My Lords, perhaps I may be allowed to say one or two words in reply to some of the observations which have been made. I think the debate has been a very helpful one. Of course, one would naturally not object to any criticism of any kind, but all the criticisms which have been made I accept in the proper spirit. In regard to what was said by my noble friend who spoke last, he knows that Regulation 40D was passed in regard to soldiers and sailors, and I believe it was pressed for by those in authority in the Overseas Forces. At least that is what the Earl of Derby gave us to understand on the last occasion when he addressed us. I have made inquiries and I understand that when this Bill comes into force, in the form in which it now is, it will supersede Regulation 40D and will therefore apply to both sexes.

The speeches to which we have listened this evening prove the extreme difficulties of the case with which we have to deal. A great amount of experienced opinion has been expressed showing the difference of opinion and the difficulties there may be in assimilating opinion, but I am grateful for the support I have received in the suggestion that the two Bills should go to one Joint Select Committee. From what I have been able to observe during the debate, and from many hours observation in another place, I should almost have despaired of getting any agreement without the advantage of more evidence and the consideration before a Joint Select Committee. My noble friend, Lord Sydenham and the right rev. Prelate were afraid that the proceedings on this Bill might be rather protracted as a consequence of sending it to a Select Committee, and, Lord Sydenham inquired whether the Secretary of State in another place, or myself in this House, would not bring in a short Bill of one or two clauses. I believe it is the opinion of my noble friend that there would be very little opposition to a Bill of that character. My noble friend may be right; but, on the other hand, it is the opinion of the Home Secretary and the President of the Local Government Board that there would be considerable discussion on such a Bill at the present time. The Home Secretary, Sir George Cave, considers that the best course would be for Lord Sydenham to make the proposal to the Joint Select Committee when it is set up, and it would be open to the Committee to recommend a. short Bill of the character described. With the backing of the Committee the position of the Bill would be different, and the Government would be anxious to do all they could. As to what was said by Lord Parmoor about the creation of new offences. I should be the last person to suggest that I knew more about such matters than the noble and learned lord, but I am informed that the offences that the Bill creates are offences under the Military Police Act, 1838, and the Towns Police Clauses Act, 1847. They are Acts which are not in force over the whole kingdom. When the noble and learned Lord said that under certain circumstances a man could get a sentence of penal servitude for life, I am informed that the reference that was made really had to do with the blackmailer and not with an offence under the Bill. That is how I am instructed. I do not think I need further protract my speech. I can truly say that I am very gratified with the line the debate has taken.

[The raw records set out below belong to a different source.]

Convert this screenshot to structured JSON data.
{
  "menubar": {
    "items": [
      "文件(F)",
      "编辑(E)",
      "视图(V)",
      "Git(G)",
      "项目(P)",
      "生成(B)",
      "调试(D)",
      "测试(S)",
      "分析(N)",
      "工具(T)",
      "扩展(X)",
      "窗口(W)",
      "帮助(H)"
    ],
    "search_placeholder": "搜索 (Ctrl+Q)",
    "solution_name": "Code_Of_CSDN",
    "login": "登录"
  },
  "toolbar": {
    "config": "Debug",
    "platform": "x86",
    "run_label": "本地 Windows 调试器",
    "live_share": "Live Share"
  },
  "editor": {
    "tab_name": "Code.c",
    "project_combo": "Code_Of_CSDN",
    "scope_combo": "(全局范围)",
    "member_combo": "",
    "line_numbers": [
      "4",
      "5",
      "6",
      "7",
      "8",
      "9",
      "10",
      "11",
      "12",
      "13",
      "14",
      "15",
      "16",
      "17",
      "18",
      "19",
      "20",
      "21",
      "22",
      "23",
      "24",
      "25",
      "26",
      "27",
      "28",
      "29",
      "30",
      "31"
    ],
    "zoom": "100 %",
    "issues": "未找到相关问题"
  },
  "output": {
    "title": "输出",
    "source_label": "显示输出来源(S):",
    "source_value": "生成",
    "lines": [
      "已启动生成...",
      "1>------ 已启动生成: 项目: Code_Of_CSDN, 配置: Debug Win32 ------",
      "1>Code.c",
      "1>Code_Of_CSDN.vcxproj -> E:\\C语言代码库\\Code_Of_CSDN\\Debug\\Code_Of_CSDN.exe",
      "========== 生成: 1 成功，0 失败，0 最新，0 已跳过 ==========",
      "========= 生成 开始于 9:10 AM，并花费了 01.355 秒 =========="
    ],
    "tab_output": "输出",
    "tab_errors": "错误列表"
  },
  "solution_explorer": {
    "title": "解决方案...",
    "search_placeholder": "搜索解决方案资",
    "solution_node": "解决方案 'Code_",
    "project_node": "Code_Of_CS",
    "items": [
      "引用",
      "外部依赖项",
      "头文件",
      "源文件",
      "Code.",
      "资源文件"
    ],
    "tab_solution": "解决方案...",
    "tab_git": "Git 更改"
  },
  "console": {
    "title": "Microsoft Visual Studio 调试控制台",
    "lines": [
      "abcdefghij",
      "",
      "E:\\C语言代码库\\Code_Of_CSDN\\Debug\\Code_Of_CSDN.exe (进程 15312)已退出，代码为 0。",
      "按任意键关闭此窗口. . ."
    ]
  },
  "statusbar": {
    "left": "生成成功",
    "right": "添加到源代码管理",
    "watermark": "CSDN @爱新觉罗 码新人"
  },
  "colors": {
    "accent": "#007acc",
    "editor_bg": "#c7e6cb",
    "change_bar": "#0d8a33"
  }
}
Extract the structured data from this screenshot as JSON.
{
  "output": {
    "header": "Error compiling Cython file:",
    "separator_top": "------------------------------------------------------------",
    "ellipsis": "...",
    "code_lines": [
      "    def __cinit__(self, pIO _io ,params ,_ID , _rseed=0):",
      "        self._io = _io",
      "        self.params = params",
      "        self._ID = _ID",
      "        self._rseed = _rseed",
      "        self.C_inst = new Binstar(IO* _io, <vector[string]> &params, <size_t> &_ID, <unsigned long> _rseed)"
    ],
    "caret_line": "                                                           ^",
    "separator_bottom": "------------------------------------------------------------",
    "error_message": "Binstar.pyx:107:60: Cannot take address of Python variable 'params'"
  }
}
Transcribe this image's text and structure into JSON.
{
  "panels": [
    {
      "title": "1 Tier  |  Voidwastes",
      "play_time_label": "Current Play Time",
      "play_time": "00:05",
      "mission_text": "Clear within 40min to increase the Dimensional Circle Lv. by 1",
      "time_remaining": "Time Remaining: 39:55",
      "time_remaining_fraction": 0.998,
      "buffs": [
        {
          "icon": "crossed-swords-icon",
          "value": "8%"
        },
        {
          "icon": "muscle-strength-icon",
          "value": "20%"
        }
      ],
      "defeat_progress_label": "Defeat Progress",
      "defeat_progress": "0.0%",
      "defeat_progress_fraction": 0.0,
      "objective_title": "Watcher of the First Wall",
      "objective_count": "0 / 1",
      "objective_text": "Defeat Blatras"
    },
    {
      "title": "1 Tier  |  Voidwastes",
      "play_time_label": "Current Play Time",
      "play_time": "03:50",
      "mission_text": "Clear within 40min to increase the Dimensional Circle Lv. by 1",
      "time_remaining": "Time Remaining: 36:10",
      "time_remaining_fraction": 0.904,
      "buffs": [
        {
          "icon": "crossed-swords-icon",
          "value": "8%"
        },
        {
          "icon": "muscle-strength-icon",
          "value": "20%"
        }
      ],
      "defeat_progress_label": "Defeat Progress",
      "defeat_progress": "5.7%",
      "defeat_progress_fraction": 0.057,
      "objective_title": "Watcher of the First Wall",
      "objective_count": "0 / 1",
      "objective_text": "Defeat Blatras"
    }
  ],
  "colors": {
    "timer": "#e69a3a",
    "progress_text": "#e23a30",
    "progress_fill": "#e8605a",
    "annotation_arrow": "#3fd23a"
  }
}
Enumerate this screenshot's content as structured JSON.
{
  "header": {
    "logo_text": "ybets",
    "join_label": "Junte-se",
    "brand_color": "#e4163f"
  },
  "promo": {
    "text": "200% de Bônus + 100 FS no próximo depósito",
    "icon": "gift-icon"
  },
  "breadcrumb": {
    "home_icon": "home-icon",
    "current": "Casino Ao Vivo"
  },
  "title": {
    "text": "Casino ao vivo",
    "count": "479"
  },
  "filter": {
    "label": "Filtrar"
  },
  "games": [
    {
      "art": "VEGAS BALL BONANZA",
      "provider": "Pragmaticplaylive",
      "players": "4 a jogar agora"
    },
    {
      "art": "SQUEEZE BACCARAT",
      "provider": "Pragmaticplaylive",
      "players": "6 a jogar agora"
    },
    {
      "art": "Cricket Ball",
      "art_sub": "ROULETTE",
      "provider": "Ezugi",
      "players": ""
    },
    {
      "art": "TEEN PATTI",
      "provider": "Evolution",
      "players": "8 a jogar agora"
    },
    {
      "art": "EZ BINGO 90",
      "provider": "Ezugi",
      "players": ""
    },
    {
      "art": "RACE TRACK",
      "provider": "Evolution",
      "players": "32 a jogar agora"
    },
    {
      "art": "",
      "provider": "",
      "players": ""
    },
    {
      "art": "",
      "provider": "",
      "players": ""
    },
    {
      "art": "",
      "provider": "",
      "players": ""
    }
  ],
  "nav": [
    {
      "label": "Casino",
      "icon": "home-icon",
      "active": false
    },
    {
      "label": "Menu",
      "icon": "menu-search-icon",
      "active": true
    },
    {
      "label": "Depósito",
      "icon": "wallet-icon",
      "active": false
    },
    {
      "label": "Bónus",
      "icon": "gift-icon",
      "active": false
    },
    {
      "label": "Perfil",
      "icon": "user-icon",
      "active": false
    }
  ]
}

On Question, Bill read 2a.

Moved, That it is desirable that the Bill be referred to a Joint Committee of both Houses.—(Viscount Sandhurst.)

On Question, Motion agreed to: Ordered, That a Message be sent to the Commons to communicate this Resolution and to desire their concurrence.